• WORK REQUEST
Each line of the listing that includes the string "screenshot" is to be identified and copied.

• RECORD EXTRACTS
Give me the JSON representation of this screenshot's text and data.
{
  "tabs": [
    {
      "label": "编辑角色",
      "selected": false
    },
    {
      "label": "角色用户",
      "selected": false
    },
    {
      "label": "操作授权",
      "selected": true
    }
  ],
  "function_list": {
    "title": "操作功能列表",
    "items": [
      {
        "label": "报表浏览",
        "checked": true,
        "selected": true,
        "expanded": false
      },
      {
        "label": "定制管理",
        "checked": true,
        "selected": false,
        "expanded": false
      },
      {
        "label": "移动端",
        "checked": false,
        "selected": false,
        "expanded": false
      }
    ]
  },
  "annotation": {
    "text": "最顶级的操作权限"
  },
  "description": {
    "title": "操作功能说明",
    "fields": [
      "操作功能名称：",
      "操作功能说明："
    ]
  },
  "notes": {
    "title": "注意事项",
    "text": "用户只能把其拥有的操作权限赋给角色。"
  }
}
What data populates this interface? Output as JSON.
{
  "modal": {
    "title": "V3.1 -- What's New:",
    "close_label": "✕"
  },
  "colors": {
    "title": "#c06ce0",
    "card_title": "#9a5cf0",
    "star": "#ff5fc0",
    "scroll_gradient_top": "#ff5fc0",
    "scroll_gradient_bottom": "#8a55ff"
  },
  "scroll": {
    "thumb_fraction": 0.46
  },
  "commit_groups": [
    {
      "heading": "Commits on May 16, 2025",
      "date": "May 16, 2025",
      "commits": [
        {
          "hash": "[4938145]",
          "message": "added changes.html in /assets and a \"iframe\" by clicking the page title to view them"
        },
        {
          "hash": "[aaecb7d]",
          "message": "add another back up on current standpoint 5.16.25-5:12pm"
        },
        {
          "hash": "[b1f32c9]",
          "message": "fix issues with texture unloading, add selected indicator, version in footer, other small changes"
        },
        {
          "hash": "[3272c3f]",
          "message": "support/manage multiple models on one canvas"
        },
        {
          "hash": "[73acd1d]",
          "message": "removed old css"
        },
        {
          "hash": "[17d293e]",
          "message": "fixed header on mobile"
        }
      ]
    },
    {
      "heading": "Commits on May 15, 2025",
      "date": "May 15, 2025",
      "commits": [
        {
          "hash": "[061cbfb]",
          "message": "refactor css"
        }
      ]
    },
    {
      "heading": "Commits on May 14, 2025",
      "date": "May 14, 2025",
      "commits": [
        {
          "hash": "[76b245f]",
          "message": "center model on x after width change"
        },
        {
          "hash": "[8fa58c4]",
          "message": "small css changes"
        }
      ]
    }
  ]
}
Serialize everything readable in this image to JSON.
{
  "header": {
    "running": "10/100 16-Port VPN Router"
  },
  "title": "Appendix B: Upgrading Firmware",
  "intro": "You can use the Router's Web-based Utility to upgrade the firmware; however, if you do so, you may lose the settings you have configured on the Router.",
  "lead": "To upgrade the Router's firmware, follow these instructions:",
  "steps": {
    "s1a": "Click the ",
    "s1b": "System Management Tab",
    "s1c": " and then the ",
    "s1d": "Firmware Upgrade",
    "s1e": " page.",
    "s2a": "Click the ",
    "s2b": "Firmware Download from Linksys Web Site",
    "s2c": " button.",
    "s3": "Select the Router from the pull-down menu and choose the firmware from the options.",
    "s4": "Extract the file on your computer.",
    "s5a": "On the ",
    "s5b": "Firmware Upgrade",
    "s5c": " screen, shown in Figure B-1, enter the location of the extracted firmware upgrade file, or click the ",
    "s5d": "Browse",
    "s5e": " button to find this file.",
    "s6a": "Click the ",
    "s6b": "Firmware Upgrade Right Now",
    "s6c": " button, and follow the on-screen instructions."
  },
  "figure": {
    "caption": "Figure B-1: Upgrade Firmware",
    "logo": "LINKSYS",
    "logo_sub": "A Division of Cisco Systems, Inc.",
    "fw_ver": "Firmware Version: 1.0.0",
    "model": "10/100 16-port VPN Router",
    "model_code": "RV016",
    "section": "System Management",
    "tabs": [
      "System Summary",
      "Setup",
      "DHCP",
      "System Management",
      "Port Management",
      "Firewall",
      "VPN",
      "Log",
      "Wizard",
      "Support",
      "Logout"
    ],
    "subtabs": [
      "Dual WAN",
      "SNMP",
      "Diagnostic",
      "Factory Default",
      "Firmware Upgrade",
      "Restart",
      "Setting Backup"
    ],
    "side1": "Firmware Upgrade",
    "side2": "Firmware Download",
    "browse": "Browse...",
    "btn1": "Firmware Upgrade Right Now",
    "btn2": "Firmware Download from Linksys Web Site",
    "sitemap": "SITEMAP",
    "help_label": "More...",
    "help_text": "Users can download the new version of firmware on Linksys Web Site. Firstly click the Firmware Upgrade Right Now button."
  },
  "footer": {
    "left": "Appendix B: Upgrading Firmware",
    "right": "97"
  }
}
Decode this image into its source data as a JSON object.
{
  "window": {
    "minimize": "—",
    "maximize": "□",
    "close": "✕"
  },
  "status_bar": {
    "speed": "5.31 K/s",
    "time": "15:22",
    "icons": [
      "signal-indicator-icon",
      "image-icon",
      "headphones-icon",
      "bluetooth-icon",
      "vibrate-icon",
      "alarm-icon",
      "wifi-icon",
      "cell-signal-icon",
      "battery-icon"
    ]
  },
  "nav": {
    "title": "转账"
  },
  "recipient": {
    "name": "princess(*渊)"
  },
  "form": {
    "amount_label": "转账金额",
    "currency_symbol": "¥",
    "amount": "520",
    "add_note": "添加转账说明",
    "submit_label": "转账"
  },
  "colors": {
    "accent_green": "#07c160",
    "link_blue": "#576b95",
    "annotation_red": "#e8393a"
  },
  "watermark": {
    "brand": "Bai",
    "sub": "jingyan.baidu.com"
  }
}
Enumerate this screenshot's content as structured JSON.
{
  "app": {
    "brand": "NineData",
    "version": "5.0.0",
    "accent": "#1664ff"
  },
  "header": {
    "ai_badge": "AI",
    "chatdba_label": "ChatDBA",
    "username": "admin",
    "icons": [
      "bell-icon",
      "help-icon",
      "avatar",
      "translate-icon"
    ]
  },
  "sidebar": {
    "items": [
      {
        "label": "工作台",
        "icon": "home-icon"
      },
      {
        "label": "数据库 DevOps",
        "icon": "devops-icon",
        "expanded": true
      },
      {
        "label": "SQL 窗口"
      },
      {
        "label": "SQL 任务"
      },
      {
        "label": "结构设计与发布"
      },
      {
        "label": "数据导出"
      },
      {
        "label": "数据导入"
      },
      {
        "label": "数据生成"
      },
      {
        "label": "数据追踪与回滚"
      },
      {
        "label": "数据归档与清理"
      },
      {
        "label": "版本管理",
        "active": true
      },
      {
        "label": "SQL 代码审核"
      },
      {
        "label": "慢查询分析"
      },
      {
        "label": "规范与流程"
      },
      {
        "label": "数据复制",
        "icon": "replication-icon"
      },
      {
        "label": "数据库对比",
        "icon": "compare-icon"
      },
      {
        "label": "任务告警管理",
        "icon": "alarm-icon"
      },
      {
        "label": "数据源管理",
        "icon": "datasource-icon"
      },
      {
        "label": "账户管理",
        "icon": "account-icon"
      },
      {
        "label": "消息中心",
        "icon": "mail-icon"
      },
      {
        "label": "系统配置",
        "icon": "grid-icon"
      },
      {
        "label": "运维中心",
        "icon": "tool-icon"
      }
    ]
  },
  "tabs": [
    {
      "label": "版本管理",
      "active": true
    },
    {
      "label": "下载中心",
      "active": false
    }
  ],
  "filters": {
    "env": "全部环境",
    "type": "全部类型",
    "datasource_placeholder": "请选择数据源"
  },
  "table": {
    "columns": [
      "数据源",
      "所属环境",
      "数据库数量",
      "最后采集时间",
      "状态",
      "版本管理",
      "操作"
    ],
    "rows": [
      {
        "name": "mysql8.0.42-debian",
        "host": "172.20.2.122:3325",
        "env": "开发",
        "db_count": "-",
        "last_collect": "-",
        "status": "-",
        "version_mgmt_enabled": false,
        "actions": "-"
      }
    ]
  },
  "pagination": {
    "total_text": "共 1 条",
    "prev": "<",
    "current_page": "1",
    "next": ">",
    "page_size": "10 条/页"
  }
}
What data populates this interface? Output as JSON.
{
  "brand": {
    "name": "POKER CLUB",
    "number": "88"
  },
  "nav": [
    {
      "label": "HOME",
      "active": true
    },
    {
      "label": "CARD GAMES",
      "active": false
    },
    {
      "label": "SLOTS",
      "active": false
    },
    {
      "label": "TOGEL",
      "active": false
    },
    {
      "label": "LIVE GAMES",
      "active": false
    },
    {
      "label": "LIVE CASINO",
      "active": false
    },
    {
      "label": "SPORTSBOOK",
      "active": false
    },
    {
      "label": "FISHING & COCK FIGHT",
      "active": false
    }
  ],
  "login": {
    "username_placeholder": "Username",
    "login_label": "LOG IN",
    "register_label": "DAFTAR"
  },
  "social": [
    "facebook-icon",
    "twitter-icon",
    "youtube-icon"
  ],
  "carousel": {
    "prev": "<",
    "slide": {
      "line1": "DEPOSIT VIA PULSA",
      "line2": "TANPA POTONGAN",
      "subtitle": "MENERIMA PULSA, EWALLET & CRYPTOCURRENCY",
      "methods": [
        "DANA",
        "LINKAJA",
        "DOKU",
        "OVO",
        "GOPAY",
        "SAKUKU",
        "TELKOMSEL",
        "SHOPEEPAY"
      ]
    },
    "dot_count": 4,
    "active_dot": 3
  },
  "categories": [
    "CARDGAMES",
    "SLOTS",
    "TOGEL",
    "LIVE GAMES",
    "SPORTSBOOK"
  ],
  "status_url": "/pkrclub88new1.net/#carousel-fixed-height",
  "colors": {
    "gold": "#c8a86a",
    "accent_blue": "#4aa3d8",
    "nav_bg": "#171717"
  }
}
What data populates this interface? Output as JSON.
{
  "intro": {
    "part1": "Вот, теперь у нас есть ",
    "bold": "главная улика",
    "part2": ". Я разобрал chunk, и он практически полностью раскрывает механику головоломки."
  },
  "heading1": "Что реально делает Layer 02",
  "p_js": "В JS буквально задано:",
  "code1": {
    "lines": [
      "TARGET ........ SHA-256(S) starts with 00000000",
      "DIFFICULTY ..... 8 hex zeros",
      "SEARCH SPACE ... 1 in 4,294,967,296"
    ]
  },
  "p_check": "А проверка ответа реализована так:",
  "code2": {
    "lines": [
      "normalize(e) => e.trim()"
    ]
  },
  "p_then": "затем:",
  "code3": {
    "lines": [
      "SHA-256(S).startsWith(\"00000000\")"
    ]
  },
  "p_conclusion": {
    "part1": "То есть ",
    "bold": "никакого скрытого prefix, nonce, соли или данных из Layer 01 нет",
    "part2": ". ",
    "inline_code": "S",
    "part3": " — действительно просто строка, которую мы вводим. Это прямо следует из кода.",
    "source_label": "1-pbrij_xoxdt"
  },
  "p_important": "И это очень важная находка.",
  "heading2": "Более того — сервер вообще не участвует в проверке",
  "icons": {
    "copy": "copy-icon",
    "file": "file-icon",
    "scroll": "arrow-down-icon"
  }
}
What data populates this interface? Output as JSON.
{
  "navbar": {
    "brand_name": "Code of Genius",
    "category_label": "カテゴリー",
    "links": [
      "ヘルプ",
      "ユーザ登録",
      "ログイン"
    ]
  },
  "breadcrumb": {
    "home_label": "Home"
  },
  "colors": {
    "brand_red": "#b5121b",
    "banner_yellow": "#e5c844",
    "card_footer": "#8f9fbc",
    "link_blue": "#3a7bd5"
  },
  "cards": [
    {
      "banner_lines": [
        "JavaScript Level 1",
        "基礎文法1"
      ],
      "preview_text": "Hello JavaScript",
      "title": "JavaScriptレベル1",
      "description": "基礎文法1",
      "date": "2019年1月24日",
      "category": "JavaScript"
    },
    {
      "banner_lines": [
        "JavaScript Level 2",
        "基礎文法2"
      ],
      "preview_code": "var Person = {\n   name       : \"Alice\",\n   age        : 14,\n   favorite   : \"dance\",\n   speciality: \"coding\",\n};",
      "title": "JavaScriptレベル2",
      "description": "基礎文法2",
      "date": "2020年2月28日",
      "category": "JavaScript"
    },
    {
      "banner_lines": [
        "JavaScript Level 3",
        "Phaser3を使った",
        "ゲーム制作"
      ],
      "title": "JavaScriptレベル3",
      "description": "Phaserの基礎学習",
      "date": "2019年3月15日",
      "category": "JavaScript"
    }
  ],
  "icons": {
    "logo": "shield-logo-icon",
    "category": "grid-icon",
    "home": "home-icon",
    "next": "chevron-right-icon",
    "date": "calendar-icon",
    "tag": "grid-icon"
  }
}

• SOLUTION TO THIS PROBLEM
Give me the JSON representation of this screenshot's text and data.
Enumerate this screenshot's content as structured JSON.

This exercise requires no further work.